Allan Schiller, project manager of the new mobile training facility, said: "We have a serious shortage of fish filleters nationwide since the downturn in fishing quotas in the 1970s and 1980s so it is vital that the industry has a source of young talent coming through to sustain its future.
The training is conducted by expert filleter Darren Adamson, from North Shields and the introduction of the mobile training service will create job opportunities for an additional trainer, driver as well as a number of freelance trainers.
The school and the mobile training unit were funded by the Learning and Skills Council Tyne and Wear, whose executive director, Chris Roberts, said: "There is a shortage in the sector of filleters and this is a prime example of the need to invest in training and development and we totally support this innovative approach.
It's not just about the fish merchants, or the chandlers, or the filleters or any of the people who earn their living on Scotland's freezing quaysides.
Fish filleters can earn pounds 12,000 a year, that's over pounds 230 a week.
She told an employment tribunal she was sworn at and insulted by John McGuinness, whose job was to carry fish for the filleters.
A FISH filleter who had a dead mouse left in her welly boot by bullying colleagues has won more than pounds 2000 compensation.

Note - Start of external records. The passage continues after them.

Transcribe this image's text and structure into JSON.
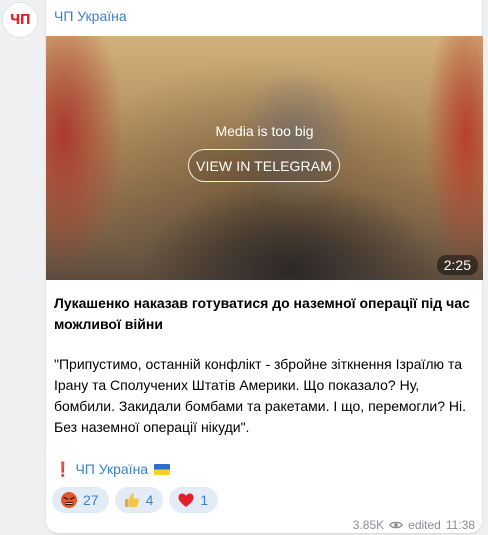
{
  "channel": {
    "name": "ЧП Україна",
    "avatar_text": "ЧП"
  },
  "media": {
    "notice": "Media is too big",
    "button_label": "VIEW IN TELEGRAM",
    "duration": "2:25"
  },
  "post": {
    "headline": "Лукашенко наказав готуватися до наземної операції під час можливої війни",
    "quote": "\"Припустимо, останній конфлікт - збройне зіткнення Ізраїлю та Ірану та Сполучених Штатів Америки. Що показало? Ну, бомбили. Закидали бомбами та ракетами. І що, перемогли? Ні. Без наземної операції нікуди\".",
    "signature_mark": "❗",
    "signature_link": "ЧП Україна"
  },
  "reactions": [
    {
      "icon": "angry-face-icon",
      "count": "27"
    },
    {
      "icon": "thumbs-up-icon",
      "count": "4"
    },
    {
      "icon": "red-heart-icon",
      "count": "1"
    }
  ],
  "meta": {
    "views": "3.85K",
    "status": "edited",
    "time": "11:38"
  },
  "colors": {
    "accent": "#3a82c5",
    "brand_red": "#e0242b",
    "reaction_bg": "#e3ecf6"
  }
}
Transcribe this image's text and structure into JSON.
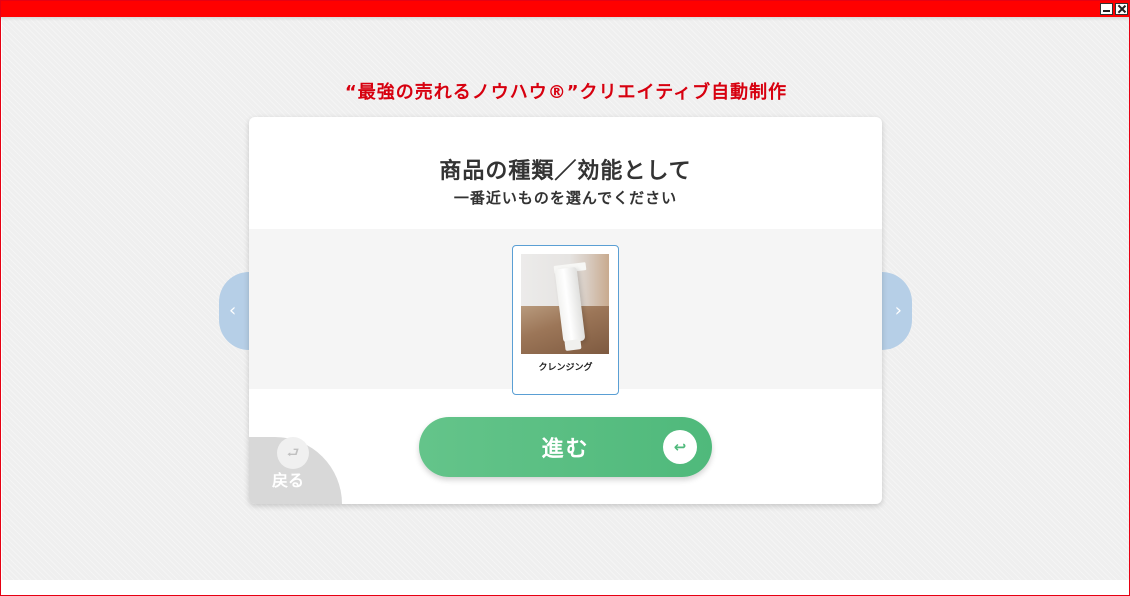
{
  "window": {
    "accent_color": "#ff0000",
    "controls": {
      "minimize_icon": "minimize-icon",
      "close_icon": "close-icon"
    }
  },
  "app": {
    "heading": "“最強の売れるノウハウ®”クリエイティブ自動制作",
    "heading_color": "#d7000f"
  },
  "card": {
    "title": "商品の種類／効能として",
    "subtitle": "一番近いものを選んでください"
  },
  "carousel": {
    "prev_glyph": "‹",
    "next_glyph": "›",
    "arrow_color": "#b6cfe7",
    "options": [
      {
        "label": "クレンジング",
        "image": "white-cleansing-tube-photo",
        "selected": true
      }
    ]
  },
  "actions": {
    "proceed_label": "進む",
    "proceed_icon": "return-arrow-icon",
    "proceed_color": "#4fb97b",
    "back_label": "戻る",
    "back_icon": "return-arrow-icon"
  }
}
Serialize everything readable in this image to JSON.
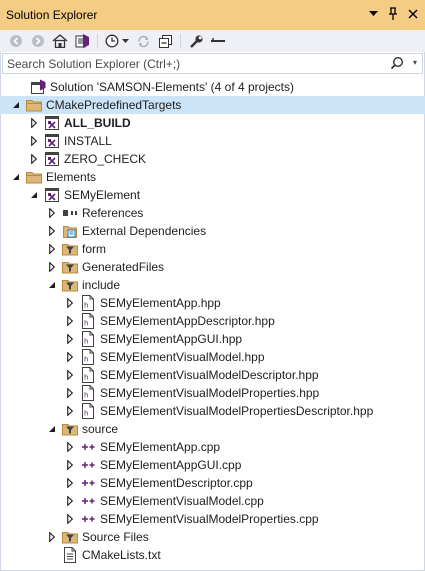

Or are Julio, Ryan and Tim just so outrageously full of testosterone that girls would still mob them if they were unemployed fish filleters from Fraserburgh?
Years ago, as a male filleter, I would have been a curiosity.
A good filleter will get you far more meat for your money.